More than 500 people queued up in Franklin County for the start of early voting on Oct. 6.

Political tensions are high as Ohioans prepare to go to the polls Tuesday. The state is taking some actions to ensure those tensions don’t translate into violence at polling places.

Gov. Mike DeWine says he’s been talking with the highway patrol, Ohio National Guard and others about potential problems on Election Day.

“We basically have a war room, and if we need to do things, we will do them," DeWine says. "But the first line of defense is local government then state. The first line of defense is the local police, local sheriff. We have the highway patrol as backup and we also have the National Guard."

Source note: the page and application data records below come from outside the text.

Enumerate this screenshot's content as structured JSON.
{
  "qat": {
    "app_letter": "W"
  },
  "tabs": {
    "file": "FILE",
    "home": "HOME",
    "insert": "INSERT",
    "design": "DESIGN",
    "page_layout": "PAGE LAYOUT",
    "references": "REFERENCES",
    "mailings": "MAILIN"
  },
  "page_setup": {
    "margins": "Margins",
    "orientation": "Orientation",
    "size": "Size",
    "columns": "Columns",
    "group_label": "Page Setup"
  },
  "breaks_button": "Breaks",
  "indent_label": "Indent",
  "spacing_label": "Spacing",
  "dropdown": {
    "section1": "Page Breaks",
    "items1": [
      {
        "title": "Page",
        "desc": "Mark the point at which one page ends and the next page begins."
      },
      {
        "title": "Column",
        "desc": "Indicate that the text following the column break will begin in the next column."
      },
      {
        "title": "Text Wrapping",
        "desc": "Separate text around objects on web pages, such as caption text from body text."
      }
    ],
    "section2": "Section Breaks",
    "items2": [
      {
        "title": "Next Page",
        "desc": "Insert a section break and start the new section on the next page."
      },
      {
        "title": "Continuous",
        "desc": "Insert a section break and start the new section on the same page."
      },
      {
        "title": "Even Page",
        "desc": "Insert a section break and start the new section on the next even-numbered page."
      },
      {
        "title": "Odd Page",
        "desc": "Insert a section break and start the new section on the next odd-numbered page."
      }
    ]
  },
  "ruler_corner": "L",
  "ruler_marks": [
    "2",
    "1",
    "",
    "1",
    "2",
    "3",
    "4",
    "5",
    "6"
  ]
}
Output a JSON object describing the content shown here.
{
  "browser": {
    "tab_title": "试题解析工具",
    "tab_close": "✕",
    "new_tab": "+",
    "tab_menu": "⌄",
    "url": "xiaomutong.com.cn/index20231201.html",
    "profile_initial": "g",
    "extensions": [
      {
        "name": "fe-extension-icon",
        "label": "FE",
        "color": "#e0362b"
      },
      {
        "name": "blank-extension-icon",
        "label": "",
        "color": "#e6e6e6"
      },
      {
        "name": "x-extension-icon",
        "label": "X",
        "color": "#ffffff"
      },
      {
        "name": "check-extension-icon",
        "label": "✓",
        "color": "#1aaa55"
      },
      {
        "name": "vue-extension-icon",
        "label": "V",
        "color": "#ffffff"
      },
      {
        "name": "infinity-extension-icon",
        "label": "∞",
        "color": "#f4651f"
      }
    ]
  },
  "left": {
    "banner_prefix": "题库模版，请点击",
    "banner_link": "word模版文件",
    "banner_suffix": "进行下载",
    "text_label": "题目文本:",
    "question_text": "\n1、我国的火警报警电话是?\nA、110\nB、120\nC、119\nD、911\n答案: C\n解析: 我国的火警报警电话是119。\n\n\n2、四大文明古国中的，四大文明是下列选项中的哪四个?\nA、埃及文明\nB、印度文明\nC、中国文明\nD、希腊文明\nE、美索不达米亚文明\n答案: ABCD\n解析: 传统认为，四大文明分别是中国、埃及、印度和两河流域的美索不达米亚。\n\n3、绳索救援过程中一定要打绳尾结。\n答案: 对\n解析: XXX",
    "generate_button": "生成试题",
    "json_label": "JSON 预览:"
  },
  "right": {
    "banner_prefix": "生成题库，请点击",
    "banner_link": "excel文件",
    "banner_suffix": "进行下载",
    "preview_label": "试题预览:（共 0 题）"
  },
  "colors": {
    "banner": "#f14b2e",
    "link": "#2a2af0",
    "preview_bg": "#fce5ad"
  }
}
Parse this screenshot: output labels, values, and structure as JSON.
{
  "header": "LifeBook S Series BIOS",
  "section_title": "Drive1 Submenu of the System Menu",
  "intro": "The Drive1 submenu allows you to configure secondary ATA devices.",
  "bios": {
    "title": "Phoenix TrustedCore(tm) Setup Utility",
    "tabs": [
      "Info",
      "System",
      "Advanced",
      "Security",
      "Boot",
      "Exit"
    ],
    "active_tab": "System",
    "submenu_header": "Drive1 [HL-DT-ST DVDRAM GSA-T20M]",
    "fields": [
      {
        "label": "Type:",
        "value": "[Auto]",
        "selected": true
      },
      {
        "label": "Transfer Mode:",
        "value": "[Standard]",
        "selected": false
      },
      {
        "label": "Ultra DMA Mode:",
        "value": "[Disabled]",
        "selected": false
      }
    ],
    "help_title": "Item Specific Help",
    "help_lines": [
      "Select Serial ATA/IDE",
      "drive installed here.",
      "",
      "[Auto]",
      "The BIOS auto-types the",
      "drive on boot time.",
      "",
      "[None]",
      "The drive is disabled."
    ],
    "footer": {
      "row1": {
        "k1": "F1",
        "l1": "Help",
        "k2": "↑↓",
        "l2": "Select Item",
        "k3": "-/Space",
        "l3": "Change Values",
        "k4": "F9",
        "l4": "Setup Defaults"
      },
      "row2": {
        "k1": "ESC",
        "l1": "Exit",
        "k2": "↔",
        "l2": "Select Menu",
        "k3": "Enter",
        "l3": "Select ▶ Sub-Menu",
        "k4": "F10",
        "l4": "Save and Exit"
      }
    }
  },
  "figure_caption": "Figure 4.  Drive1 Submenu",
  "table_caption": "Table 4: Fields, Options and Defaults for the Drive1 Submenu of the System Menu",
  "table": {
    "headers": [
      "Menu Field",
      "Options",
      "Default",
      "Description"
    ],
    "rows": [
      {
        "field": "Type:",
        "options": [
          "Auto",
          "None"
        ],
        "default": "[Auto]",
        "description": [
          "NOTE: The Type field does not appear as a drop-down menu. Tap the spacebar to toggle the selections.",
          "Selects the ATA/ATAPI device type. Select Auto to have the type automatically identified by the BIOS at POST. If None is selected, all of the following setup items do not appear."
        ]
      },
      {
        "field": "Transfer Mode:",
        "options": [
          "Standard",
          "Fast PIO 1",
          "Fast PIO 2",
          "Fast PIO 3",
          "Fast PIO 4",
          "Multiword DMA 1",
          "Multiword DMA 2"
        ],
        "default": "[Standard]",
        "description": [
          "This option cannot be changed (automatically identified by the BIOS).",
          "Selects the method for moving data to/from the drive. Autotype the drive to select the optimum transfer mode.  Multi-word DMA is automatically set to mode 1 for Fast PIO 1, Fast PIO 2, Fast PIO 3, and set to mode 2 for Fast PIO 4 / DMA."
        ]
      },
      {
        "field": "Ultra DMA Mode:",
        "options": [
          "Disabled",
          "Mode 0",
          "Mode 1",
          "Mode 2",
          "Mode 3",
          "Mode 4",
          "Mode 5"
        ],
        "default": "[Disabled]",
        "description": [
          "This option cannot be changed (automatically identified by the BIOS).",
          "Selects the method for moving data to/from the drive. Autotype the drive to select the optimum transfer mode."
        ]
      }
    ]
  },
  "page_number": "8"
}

DeWine says voters should have confidence in going to the polls and if they have concerns, they can vote now at their early vote center.

Ohio election boards have been training poll workers in de-escalation techniques in case issues arise with the statewide mask mandate, attempted voter intimidation or violations of the 100-foot campaign-free zone.

The League of Women Voters of Ohio is also working with the Election Protection coalition to recruit social workers and other trained civilians for Election Day, who will deploy to any voting sites where people report issues. Ohio is also part of an initiative called Lawyers and Collars, where clergy will work alongside lawyers to help out in areas where minorities may encounter voting trouble.

Jo Ingles is a professional journalist who covers politics and Ohio government for the Ohio Public Radio and Television for the Ohio Public Radio and Television Statehouse News Bureau. She reports on issues of importance to Ohioans including education, legislation, politics, and life and death issues such as capital punishment.